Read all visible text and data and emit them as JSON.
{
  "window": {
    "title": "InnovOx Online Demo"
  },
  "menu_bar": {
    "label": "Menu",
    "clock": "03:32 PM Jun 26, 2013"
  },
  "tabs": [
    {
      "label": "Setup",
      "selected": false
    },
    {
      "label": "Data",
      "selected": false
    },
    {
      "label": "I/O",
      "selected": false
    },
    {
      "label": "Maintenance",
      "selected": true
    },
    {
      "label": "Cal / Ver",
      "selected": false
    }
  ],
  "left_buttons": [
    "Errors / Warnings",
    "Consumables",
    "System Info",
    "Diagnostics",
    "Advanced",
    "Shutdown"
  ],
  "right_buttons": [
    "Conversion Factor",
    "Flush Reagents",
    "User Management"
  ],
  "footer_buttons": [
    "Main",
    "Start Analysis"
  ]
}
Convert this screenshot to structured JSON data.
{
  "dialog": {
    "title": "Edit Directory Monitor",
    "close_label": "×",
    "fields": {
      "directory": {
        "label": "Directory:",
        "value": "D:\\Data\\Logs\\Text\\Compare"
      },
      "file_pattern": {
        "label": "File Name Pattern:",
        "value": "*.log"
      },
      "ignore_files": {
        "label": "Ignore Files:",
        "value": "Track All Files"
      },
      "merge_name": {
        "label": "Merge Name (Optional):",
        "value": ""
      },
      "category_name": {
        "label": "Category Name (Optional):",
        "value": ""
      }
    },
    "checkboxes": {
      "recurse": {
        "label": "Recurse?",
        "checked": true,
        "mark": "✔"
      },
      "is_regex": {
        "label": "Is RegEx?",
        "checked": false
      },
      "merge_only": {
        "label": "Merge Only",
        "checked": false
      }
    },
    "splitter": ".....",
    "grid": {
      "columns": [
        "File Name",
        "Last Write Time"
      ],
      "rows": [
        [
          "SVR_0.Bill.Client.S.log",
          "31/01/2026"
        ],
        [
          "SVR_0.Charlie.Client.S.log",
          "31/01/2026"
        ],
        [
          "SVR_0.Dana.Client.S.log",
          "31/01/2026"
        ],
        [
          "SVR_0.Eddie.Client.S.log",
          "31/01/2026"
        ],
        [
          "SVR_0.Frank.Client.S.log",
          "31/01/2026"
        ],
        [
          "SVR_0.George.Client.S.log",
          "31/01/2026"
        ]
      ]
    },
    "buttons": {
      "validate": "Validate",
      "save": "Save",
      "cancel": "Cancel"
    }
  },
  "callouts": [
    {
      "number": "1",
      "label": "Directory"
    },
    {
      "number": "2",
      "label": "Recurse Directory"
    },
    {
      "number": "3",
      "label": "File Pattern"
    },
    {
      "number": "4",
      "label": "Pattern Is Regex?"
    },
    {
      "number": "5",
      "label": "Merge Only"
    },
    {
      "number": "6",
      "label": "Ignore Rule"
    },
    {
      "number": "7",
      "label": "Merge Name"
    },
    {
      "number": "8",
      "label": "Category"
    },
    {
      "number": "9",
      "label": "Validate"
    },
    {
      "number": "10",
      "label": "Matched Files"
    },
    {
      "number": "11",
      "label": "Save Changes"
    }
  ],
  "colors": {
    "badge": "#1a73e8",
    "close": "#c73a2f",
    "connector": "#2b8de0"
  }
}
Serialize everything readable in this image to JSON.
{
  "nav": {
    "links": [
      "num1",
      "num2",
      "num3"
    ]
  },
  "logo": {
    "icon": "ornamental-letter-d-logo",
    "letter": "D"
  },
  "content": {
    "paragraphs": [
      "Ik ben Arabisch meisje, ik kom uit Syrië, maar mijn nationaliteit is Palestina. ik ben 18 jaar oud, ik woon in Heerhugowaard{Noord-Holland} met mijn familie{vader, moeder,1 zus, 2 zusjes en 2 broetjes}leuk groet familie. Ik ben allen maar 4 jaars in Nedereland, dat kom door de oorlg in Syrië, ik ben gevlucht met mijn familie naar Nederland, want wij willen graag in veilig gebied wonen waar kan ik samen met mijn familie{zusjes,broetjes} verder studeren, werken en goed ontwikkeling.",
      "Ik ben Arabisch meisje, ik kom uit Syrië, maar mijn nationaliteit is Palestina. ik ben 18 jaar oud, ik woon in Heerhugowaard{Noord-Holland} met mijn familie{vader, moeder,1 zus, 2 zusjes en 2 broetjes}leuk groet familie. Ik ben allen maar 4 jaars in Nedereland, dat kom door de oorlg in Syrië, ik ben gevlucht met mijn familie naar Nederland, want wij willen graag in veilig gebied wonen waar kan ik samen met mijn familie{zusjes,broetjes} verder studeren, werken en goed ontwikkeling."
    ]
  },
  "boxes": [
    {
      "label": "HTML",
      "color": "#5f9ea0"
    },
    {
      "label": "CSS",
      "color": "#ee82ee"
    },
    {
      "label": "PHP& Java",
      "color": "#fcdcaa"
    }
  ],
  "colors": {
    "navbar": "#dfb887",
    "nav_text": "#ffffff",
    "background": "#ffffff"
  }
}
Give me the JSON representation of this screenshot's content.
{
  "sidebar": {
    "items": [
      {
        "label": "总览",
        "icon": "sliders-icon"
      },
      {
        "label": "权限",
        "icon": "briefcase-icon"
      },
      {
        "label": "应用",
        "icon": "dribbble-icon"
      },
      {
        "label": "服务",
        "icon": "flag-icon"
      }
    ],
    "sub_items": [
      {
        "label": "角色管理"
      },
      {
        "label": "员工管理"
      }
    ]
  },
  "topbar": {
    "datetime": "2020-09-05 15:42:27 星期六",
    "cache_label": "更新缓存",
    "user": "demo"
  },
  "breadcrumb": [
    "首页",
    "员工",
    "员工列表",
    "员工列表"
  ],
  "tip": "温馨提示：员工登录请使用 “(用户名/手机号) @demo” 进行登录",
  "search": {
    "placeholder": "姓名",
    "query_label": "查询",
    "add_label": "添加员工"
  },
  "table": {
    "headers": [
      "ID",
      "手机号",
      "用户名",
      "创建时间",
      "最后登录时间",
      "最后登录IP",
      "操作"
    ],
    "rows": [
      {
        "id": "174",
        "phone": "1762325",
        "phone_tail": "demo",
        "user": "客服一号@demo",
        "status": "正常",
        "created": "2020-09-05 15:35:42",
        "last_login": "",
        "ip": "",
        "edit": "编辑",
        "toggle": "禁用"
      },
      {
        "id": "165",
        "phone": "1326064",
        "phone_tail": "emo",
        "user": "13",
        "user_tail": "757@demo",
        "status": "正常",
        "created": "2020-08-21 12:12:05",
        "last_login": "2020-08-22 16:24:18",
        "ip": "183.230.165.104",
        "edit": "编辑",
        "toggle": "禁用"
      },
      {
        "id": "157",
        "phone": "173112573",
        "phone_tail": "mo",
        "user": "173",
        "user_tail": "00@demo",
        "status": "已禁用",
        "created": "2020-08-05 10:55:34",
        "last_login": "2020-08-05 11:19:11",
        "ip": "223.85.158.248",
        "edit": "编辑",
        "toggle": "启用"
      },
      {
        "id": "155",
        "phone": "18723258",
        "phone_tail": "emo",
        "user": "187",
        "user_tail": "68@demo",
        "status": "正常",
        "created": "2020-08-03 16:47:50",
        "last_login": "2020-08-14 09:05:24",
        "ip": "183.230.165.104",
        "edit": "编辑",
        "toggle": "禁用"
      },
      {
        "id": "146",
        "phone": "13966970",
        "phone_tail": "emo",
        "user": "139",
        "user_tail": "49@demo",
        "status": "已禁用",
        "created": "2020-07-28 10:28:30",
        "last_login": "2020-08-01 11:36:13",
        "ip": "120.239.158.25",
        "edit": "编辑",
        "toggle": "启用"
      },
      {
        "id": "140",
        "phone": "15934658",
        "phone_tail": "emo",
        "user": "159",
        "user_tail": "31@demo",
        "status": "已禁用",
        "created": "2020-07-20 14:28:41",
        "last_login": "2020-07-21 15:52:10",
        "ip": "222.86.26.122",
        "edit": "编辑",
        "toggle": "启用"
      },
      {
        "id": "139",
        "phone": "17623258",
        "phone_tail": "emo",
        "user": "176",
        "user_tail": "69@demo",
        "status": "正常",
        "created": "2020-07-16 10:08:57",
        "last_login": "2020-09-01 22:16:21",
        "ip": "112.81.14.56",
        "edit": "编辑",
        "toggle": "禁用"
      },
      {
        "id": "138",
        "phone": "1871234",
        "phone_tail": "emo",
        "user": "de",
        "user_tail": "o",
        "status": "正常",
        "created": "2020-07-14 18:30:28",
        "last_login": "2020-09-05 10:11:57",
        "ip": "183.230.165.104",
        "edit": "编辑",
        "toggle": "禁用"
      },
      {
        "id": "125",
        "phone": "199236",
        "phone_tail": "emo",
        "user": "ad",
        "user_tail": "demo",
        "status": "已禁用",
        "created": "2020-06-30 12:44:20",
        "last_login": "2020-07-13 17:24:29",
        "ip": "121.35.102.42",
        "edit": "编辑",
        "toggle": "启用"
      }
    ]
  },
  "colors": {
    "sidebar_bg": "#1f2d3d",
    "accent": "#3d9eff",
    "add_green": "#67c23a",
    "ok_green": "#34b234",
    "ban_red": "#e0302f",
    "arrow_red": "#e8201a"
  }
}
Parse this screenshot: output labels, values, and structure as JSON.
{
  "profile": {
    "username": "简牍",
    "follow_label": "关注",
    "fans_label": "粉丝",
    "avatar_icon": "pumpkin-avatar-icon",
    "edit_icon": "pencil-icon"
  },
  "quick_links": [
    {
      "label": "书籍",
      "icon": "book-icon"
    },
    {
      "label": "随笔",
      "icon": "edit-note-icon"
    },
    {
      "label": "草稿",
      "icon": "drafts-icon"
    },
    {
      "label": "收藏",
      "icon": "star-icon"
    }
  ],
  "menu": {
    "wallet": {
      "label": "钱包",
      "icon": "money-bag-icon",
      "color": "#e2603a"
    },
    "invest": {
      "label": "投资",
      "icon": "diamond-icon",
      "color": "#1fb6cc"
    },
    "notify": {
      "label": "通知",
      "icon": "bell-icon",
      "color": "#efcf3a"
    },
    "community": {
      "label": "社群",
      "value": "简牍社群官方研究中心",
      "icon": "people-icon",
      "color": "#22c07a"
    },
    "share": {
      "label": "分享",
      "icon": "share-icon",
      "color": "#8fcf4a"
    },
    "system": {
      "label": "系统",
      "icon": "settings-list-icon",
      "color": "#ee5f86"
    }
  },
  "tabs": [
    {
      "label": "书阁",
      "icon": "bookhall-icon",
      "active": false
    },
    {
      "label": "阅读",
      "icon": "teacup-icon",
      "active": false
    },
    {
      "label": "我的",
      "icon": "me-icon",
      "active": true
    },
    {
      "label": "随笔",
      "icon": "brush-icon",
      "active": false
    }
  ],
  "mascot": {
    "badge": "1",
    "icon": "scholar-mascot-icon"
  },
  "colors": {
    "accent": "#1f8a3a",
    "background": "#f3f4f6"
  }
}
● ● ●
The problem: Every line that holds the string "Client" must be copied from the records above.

Response to this task:
          "SVR_0.Bill.Client.S.log",
          "SVR_0.Charlie.Client.S.log",
          "SVR_0.Dana.Client.S.log",
          "SVR_0.Eddie.Client.S.log",
          "SVR_0.Frank.Client.S.log",
          "SVR_0.George.Client.S.log",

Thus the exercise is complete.